§ What the exercise asks: Show each line in the listing below that contains the word "percent".

§ The data:
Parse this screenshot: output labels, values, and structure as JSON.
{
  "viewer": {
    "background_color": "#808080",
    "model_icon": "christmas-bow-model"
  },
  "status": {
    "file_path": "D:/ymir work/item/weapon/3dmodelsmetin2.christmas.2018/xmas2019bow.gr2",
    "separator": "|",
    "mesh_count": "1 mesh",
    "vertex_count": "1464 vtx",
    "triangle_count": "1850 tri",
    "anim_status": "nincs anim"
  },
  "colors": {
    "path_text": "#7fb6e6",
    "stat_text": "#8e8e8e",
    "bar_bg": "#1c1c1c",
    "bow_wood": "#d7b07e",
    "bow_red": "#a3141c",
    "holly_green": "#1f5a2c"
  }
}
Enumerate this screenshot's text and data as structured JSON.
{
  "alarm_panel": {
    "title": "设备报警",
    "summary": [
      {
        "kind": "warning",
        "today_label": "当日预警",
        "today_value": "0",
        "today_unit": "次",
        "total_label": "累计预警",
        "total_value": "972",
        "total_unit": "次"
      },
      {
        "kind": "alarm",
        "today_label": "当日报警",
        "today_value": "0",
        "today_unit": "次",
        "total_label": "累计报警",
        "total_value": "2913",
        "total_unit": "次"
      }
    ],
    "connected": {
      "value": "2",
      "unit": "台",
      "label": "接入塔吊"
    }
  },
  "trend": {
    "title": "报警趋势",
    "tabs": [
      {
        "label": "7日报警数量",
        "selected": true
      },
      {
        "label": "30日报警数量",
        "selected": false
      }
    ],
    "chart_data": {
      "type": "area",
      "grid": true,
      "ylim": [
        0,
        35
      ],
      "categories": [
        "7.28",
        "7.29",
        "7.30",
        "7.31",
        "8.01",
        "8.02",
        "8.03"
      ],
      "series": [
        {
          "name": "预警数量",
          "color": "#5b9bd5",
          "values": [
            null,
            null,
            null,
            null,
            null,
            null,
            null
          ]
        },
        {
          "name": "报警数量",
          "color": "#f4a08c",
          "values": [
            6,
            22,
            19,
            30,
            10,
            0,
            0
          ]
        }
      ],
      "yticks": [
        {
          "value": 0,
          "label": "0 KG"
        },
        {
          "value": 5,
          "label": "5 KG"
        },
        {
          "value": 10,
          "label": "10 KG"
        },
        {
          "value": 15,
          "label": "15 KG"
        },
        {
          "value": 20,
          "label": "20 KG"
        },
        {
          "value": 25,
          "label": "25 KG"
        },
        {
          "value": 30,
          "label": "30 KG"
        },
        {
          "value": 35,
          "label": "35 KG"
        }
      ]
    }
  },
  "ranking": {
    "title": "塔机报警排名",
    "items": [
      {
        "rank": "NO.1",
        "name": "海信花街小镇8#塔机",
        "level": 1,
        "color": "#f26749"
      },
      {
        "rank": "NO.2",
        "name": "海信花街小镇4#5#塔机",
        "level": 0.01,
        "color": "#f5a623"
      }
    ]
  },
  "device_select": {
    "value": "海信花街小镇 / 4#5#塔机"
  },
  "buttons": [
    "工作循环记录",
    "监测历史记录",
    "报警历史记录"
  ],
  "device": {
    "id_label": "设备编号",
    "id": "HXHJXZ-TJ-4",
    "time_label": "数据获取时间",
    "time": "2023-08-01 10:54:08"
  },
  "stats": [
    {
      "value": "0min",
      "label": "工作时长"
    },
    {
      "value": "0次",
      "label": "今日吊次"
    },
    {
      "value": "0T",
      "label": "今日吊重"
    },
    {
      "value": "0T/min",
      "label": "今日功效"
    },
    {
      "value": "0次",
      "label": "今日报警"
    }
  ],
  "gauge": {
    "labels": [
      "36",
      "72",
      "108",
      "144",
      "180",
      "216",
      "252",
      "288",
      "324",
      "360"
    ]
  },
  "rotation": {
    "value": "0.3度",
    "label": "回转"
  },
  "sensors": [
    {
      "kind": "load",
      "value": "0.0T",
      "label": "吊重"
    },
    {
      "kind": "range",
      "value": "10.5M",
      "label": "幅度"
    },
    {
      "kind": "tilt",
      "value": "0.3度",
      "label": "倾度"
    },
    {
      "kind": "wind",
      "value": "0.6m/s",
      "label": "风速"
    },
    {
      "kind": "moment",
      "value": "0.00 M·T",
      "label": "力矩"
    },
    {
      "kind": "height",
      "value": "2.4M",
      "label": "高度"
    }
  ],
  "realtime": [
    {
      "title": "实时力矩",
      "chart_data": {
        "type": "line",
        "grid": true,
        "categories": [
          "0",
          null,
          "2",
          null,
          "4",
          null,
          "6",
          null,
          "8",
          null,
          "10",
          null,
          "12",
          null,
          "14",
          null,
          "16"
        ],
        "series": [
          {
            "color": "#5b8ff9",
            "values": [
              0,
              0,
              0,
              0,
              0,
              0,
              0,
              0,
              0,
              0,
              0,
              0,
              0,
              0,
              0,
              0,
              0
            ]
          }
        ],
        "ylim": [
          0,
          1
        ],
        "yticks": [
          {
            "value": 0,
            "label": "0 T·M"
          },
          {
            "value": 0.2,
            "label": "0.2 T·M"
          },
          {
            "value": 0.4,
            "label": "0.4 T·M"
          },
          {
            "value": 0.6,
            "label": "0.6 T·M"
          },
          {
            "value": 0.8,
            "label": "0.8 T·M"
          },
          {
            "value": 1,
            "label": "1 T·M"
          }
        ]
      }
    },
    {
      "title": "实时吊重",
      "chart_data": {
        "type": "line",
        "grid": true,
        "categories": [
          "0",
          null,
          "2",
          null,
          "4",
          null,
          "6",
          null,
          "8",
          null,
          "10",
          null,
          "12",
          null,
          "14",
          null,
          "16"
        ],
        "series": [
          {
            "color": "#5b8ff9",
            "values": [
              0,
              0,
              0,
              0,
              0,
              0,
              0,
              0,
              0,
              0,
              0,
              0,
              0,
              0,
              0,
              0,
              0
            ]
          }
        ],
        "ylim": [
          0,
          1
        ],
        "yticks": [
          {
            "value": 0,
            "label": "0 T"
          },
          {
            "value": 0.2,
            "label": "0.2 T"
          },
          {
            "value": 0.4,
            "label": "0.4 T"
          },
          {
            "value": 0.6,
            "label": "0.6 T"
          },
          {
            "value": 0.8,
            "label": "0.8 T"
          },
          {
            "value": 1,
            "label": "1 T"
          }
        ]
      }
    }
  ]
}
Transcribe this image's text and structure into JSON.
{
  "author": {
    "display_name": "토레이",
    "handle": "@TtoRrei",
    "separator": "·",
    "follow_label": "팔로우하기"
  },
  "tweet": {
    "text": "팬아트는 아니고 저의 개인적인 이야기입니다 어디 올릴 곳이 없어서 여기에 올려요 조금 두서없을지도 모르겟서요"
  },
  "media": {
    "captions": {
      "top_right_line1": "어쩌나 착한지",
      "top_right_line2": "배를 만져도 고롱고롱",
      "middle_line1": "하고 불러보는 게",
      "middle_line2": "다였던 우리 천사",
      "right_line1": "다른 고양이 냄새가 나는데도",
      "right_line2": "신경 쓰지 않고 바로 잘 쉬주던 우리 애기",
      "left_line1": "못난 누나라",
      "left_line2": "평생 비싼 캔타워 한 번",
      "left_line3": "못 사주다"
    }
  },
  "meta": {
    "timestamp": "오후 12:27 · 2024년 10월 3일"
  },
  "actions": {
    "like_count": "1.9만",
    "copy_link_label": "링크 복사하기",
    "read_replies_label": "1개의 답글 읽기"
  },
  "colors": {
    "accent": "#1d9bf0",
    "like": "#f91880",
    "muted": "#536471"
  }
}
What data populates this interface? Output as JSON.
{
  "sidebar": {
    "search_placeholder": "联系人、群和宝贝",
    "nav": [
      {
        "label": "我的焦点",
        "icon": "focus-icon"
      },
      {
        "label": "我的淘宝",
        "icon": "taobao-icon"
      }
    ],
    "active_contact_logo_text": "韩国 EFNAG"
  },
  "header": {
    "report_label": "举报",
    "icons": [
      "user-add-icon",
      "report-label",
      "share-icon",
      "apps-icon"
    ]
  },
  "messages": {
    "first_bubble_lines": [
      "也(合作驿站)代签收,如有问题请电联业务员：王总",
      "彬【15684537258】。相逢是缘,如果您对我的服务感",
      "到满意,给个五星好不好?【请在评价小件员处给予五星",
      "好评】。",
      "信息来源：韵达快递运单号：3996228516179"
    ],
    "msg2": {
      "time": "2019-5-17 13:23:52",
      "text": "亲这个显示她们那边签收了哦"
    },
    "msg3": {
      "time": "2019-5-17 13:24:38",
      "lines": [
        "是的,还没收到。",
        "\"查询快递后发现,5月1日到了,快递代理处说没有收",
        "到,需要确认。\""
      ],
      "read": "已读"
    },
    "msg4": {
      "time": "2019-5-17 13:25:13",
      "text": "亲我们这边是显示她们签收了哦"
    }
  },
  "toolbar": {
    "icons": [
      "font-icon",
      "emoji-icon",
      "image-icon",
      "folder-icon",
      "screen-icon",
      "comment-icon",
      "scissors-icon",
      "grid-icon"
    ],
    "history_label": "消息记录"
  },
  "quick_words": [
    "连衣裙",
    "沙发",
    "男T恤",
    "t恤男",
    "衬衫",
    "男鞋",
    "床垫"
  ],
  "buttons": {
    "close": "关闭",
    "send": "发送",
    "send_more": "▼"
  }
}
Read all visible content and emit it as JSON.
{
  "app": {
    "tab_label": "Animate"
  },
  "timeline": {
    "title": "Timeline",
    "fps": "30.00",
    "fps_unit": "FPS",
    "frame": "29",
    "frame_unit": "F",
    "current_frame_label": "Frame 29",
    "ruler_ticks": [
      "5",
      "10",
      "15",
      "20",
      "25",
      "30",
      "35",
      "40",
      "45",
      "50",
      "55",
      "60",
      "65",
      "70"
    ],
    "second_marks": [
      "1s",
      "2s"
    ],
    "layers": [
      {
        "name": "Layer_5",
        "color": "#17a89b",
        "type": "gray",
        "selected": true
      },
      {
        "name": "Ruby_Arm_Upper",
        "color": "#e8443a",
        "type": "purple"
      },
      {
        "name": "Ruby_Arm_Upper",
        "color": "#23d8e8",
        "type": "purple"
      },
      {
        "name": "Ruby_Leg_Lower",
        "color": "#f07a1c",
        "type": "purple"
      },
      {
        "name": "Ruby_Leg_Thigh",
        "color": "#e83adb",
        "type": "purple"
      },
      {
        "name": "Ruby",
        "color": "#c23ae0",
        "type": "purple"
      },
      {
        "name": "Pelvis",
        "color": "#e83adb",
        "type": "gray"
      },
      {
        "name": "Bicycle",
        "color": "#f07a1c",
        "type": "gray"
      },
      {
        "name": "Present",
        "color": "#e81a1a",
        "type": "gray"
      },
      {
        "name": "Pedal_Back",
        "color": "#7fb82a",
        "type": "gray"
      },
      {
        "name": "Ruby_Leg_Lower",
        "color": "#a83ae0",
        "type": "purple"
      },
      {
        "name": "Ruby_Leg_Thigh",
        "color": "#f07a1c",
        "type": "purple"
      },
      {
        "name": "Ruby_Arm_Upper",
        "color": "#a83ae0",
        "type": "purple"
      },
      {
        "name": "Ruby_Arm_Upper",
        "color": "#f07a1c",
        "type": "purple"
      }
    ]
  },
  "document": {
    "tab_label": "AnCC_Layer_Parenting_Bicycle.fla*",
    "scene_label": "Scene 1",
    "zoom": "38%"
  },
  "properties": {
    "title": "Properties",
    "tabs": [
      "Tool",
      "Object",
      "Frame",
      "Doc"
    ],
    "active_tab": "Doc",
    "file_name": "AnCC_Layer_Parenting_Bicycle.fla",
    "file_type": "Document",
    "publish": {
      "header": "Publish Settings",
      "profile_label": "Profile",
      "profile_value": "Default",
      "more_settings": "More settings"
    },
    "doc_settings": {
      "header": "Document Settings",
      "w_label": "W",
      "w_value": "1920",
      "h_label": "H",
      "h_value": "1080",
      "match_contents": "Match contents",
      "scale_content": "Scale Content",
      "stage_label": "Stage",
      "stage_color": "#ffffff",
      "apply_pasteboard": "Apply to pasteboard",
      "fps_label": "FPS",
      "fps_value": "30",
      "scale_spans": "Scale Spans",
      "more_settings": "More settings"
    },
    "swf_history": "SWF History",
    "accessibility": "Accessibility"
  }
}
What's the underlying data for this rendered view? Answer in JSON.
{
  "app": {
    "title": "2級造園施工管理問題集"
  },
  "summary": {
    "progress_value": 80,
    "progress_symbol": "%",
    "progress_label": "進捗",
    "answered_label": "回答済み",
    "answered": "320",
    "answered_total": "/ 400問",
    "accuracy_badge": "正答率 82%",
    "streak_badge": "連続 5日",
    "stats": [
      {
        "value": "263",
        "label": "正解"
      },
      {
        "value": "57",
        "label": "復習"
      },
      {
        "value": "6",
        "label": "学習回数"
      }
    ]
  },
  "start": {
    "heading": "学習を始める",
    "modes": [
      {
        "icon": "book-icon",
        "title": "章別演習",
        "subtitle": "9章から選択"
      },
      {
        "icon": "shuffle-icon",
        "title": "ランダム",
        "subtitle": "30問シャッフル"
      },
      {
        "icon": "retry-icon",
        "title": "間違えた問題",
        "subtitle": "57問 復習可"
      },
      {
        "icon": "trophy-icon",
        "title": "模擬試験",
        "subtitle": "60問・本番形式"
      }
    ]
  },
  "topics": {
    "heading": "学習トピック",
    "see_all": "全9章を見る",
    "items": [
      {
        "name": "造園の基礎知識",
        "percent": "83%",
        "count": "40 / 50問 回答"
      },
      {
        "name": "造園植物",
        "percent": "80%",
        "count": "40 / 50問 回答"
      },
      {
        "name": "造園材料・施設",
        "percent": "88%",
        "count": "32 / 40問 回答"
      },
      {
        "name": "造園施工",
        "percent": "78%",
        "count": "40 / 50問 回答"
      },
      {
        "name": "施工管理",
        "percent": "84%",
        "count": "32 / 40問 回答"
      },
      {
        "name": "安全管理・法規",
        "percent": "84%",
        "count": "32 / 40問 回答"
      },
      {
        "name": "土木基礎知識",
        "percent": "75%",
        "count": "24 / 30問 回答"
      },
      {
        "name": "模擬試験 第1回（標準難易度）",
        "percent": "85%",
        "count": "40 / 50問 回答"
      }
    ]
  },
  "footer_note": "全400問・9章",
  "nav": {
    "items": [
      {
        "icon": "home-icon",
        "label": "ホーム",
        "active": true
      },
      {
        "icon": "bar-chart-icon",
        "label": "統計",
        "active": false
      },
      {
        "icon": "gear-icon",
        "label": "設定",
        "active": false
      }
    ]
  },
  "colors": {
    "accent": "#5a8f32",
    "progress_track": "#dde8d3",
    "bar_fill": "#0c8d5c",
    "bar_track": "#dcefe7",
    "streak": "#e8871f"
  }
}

§ Response:
        "percent": "83%",
        "percent": "80%",
        "percent": "88%",
        "percent": "78%",
        "percent": "84%",
        "percent": "84%",
        "percent": "75%",
        "percent": "85%",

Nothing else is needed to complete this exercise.